Your decision on when to do the Camino de Santiago depends largely on the weather and the number of people walking with you. Some people want a private experience, others like the crowds. Others deal with the cold or extreme heat better than others.
See also: Camino de Santiago Guide
The terrain varies greatly on the Camino de Santiago. The mountain passes are extremely dangerous in winter. That isn't to say it isn't possible to do the walk in winter, but heed the advice of other travelers and the hostel staff before you set off each morning.
Follow the weather forecast. Be prepared to take a safer route and even abandon your trip if necessary.
Summer travel on the Camino de Santiago is very different from doing it in winter. Lots of people filling up the hostels means you will need to set off very early in the morning to get a good hostel. Though weather conditions are unlikely to prohibit you from finishing the Camino de Santiago, the host conditions might make the journey unpleasant or even unbearable. Drink lots of water if traveling in summer.
Camino de Santiago in January
Very cold and wet in some parts of the Camino and not many people to travel with you.
Camino de Santiago in February
Still very cold in many places, though not as bad as January. Some travelers.
Camino de Santiago in March
Weather is cool but not unpleasant. More travelers now on the route. A very good time to walk.
Camino de Santiago in April
Weather can be be quite warm in some places now.
More and more travelers on the route.
Camino de Santiago in May
Could be very hot in May, though weather varies more on northern Spain than it does in other parts of the country. Route is getting quite busy now. Some hostels may be full by the time you get to them.
Camino de Santiago in June
Hot weather can be expected.
There is reportedly a slight dip in 'traffic' in June compared to May, though still more than in April.

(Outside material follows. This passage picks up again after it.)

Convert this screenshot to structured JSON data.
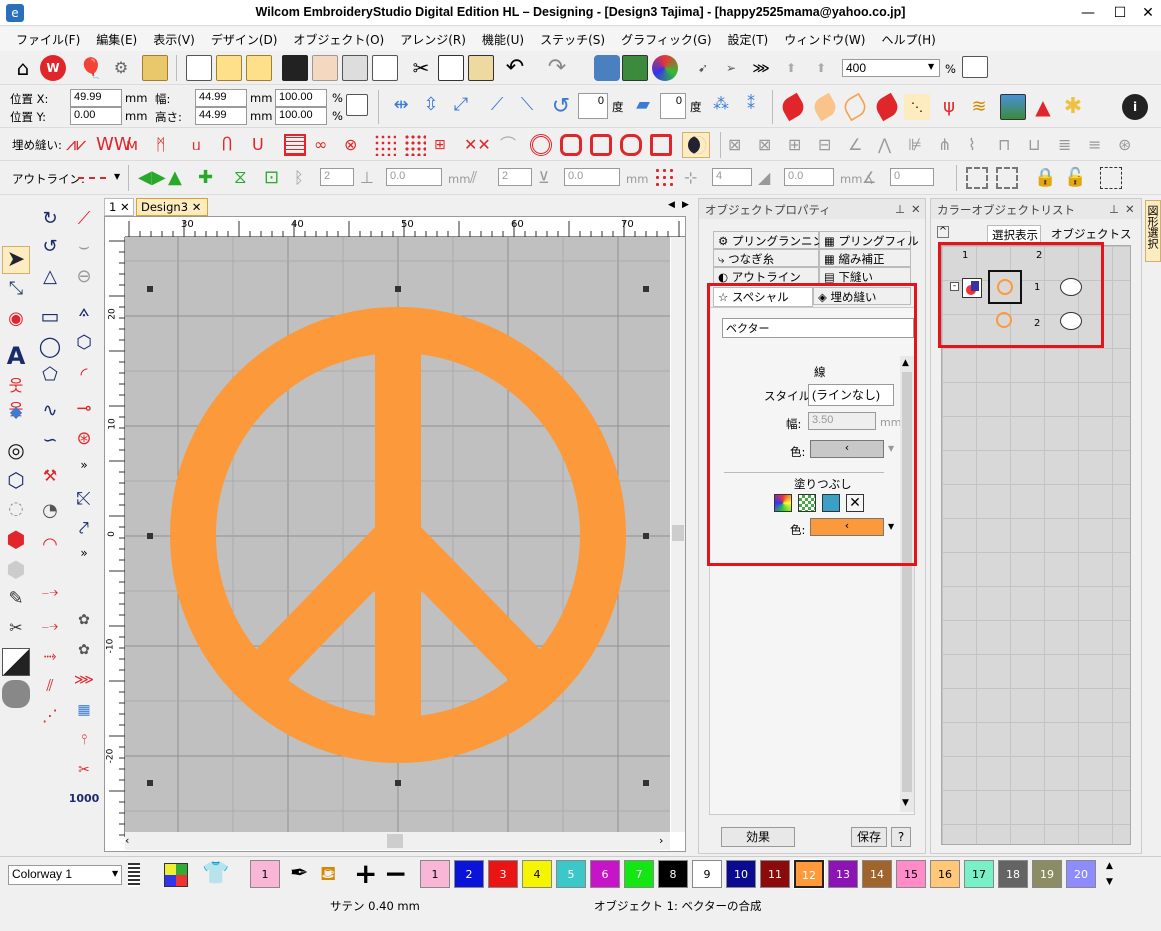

Camino de Santiago in July
Very hot and lots of other travelers. Can you cope with the sweaty people who haven't showered for days (because the line for the shower was too long)?
July 25 is St James's Day, a popular day for Catholics to finish the Camino. In Jacobean Years (see below), expect vast numbers of people walking in July.
Camino de Santiago in August
Similar to July.
Camino de Santiago in September
Getting cooler now, but not by much. Still lots of travelers.
Camino de Santiago in October
Weather much more pleasant now. Crowds dying away.
Camino de Santiago in November
Quite cold on some parts of the walk. Very few people walking.
Camino de Santiago in December
Cold and extreme conditions possible. Not a good time to walk.
If you have some flexibility in which year you do the camino, you should consider waiting tor - or avoiding - Jacobean Years.
What is a Jacobean Year?
A Jacobean Year (known in Spanish as Año Santo Jacobeo, in Galician as Ano Santo Xacobeo and sometimes referred to in English as a Jubilee Year, Holy Compostellan Year or just Holy Year) is when St James's Day (July 25) falls on a Sunday.
When Are the Next Jacobean Years?
The following years are Jacobean years:
What Happens in a Jacobean Year?
For Catholics, visiting Santiago de Compostela in a Jacobean year is a very important event.
- If they fulfill all the necessary requirements, Catholics will receive a 'plenary indulgence' upon visiting the cathedral in Santiago de Compostela.
- The Puerta Santa (Holy Door) in the Santiago de Compostela cathedral, normally closed, is open for the whole of the year.
But the main way you'll see it's a Jacobean year is that there will be huge numbers of pilgrims on the Camino de Santiago. Numbers more than triple in a Jacobean year, with a huge concentration around St James's Day in particular. This means that walking in late June and July will see an even more competitive battle for hostel beds than usual.